Content starts

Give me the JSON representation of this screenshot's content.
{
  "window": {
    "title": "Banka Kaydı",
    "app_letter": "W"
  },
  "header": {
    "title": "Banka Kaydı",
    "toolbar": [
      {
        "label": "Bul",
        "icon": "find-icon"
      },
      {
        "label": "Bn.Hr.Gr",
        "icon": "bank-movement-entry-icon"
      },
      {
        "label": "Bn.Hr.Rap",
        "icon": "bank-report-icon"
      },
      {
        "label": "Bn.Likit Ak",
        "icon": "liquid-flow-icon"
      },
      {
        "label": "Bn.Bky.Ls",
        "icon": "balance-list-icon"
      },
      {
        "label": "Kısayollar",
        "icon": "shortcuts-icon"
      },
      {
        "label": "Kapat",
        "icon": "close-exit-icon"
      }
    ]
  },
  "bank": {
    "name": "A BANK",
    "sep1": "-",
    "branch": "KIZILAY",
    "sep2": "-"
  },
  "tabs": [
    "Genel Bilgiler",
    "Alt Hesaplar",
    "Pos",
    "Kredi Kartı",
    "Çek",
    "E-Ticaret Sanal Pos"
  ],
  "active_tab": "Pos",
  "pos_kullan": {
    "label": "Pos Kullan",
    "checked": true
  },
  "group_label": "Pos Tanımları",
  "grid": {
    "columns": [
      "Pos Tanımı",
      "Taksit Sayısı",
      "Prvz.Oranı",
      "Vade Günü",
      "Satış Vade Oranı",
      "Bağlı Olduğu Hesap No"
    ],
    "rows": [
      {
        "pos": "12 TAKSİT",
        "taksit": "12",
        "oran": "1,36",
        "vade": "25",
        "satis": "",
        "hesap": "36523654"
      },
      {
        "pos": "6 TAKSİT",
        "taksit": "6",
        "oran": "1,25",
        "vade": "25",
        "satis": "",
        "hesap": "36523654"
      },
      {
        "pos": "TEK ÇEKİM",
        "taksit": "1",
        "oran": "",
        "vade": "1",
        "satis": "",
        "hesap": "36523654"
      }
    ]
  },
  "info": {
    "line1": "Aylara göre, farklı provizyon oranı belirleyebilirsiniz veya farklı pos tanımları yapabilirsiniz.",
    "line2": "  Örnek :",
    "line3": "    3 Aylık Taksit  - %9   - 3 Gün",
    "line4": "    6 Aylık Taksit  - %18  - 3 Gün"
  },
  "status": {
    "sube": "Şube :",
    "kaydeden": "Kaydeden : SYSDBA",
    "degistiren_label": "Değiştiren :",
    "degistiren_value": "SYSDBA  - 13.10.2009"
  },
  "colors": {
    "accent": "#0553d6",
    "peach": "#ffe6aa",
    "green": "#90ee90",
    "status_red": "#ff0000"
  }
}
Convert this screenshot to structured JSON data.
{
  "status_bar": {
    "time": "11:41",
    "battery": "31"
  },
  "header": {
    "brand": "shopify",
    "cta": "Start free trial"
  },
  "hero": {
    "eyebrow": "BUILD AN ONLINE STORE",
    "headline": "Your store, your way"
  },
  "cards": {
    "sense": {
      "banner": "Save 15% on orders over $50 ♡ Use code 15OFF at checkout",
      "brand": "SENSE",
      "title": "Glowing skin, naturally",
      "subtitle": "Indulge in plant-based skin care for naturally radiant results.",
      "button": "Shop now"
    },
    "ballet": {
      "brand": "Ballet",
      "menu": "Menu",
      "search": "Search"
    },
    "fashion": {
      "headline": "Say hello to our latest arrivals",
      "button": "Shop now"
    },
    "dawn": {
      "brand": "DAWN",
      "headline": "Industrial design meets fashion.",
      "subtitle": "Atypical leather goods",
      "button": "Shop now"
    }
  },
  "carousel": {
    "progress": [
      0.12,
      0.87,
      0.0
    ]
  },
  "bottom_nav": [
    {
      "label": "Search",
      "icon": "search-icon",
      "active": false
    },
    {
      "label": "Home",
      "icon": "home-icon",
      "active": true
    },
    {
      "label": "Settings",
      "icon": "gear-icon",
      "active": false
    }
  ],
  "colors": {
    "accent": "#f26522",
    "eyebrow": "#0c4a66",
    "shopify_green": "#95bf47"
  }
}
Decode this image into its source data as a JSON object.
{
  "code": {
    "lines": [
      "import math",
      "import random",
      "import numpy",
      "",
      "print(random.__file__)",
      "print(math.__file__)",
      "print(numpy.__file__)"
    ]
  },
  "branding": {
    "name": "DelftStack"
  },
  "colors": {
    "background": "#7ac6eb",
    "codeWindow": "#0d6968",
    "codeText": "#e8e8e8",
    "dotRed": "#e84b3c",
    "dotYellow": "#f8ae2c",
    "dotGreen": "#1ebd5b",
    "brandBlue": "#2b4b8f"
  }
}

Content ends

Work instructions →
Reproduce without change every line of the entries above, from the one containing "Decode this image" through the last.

Task solution →
Decode this image into its source data as a JSON object.
{
  "code": {
    "lines": [
      "import math",
      "import random",
      "import numpy",
      "",
      "print(random.__file__)",
      "print(math.__file__)",
      "print(numpy.__file__)"
    ]
  },
  "branding": {
    "name": "DelftStack"
  },
  "colors": {
    "background": "#7ac6eb",
    "codeWindow": "#0d6968",
    "codeText": "#e8e8e8",
    "dotRed": "#e84b3c",
    "dotYellow": "#f8ae2c",
    "dotGreen": "#1ebd5b",
    "brandBlue": "#2b4b8f"
  }
}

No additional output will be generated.